Yudu editor Helen van Berkel says recruiters have told the job site that many people who are looking for work are already employed and so are often stronger candidates in the eyes of employers than unemployed workers.
Van Berkel recommends those who are in work but are struggling to find a new job to take a break for a few days to reflect on the search and consider the factors that may be standing in the way. Those who are out of work may need to move to where the jobs are or consider upskilling.
"Sometimes it's worth contacting an employer after losing out on a job, politely thanking them for the opportunity for an interview if you got that far, and making a genuine request for feedback on why you didn't get the role. Not only will this make you look good in the eyes of the employer if another role comes up but you may gain some valuable insights into what is holding you back."
Jobseekers also need to clean up their social media – often employers look at online presence even before inviting a candidate for an interview, she said.
Priority One Helps Job Seekers
The Bay's economic growth organisation, Priority One, not only helps recruit businesses to the region, but it also helps job seekers find employment. Communications manager Annie Hill says 40 to 60 people contact her each month looking for work. "These range from returning Kiwi expats, skilled migrants, people living elsewhere in New Zealand, particularly Auckland, and those who are local but are looking for a new career."
Priority One summarises CVs into an easily-readable profile and attaches a link to the full CV which it sends to business members. "We do this around three times a month and are usually able to find a match with two or three each month, although last month we helped seven people find work." Hill also works closely with local recruitment agencies and says she currently deals with around 750 active job seekers.
https://www.trademe.co.nz/jobs https://www.yudu.co.nz/ https://www.seek.co.nz/
Free CV Builder: https://www.careers.govt.nz/tools/cv-builder/
Trade Me Jobs - Tauranga and Rotorua [sent to gfx]
• The annual average unemployment rate in Rotorua District was 5.4 per cent in December 2018, down from 6.7 per cent a year earlier.
• The unemployment rate in Rotorua District was higher than in New Zealand, where the unemployment rate averaged 4.3 per cent over the year to December 2018.
• Over the last 10 years the unemployment rate reached a peak of 8.6 per cent in March 2012;
CV Analysis and Social Media Tips
We asked Marna Zwarts, technical recruiting specialist at 1st Call Recruitment to analyse two job seekers' CVs. She said a CV needs to be easy on the eye and communicate experience at a glance. Of Jobseeker A, she said, "There's no bullet points, no dates and no paragraphs either, so reading it takes longer." Zwarts said Jobseeker B must correct grammar and spelling, and keep the format consistent. "She needs to add dates and names of companies she worked for."
Additional advice from Zwarts:
• Keep the font and the layout the same across the whole CV and use bullet points
• Don't add certificates and reference letters to your CV – mail as separate attachments

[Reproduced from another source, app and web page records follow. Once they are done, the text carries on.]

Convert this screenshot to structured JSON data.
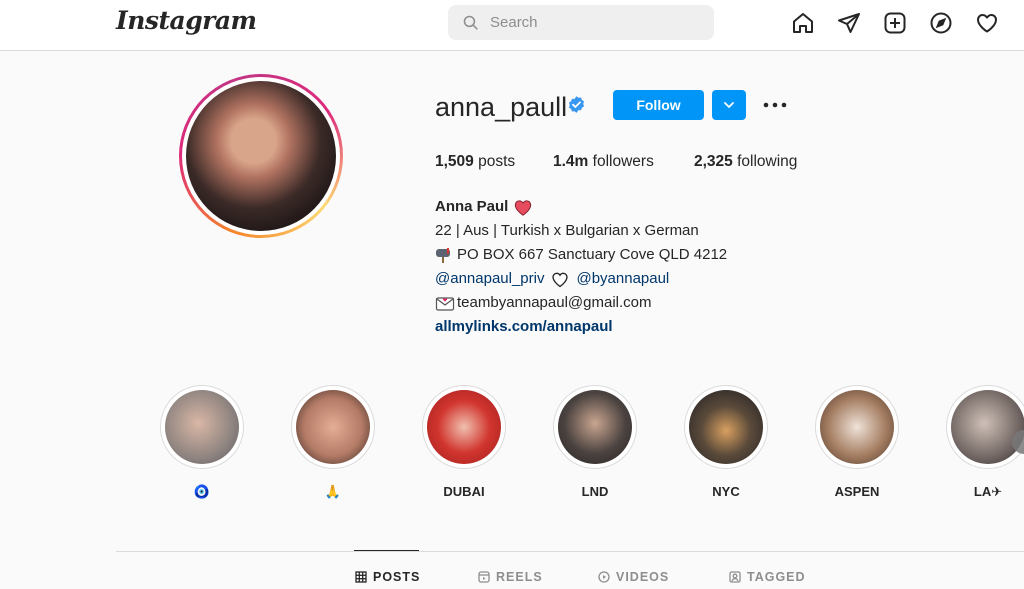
{
  "nav": {
    "logo": "Instagram",
    "search_placeholder": "Search",
    "icons": [
      "home-icon",
      "direct-icon",
      "new-post-icon",
      "explore-icon",
      "activity-icon"
    ]
  },
  "profile": {
    "username": "anna_paull",
    "verified": true,
    "follow_label": "Follow",
    "stats": {
      "posts_count": "1,509",
      "posts_label": "posts",
      "followers_count": "1.4m",
      "followers_label": "followers",
      "following_count": "2,325",
      "following_label": "following"
    },
    "bio": {
      "name": "Anna Paul",
      "line1": "22 | Aus | Turkish x Bulgarian x German",
      "line2": "PO BOX 667 Sanctuary Cove QLD 4212",
      "mention1": "@annapaul_priv",
      "mention2": "@byannapaul",
      "email": "teambyannapaul@gmail.com",
      "link": "allmylinks.com/annapaul"
    }
  },
  "highlights": [
    {
      "label": "🧿",
      "bg": "#9a8f8a"
    },
    {
      "label": "🙏",
      "bg": "#c8917a"
    },
    {
      "label": "DUBAI",
      "bg": "#c0392b"
    },
    {
      "label": "LND",
      "bg": "#4b4340"
    },
    {
      "label": "NYC",
      "bg": "#5a4a3a"
    },
    {
      "label": "ASPEN",
      "bg": "#a57e62"
    },
    {
      "label": "LA✈",
      "bg": "#7a6e6a"
    }
  ],
  "tabs": [
    {
      "label": "POSTS",
      "active": true
    },
    {
      "label": "REELS",
      "active": false
    },
    {
      "label": "VIDEOS",
      "active": false
    },
    {
      "label": "TAGGED",
      "active": false
    }
  ],
  "colors": {
    "accent": "#0095f6",
    "link": "#00376b",
    "text": "#262626",
    "muted": "#8e8e8e"
  }
}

• Never write your whole CV in capital letters or in a fancy font. Acceptable fonts include Calibri, Arial and others similar.
• Have a personal statement at the start of your CV and always tailor your cover letter to each individual job
Other recruiters we spoke with suggested setting social media sites like Facebook and Instagram to 'private', and updating LinkedIn with current job title and photograph.
As for photos on CVs, most recruiters we asked said they're fine if they're a professional head shot and not a full-body holiday snap.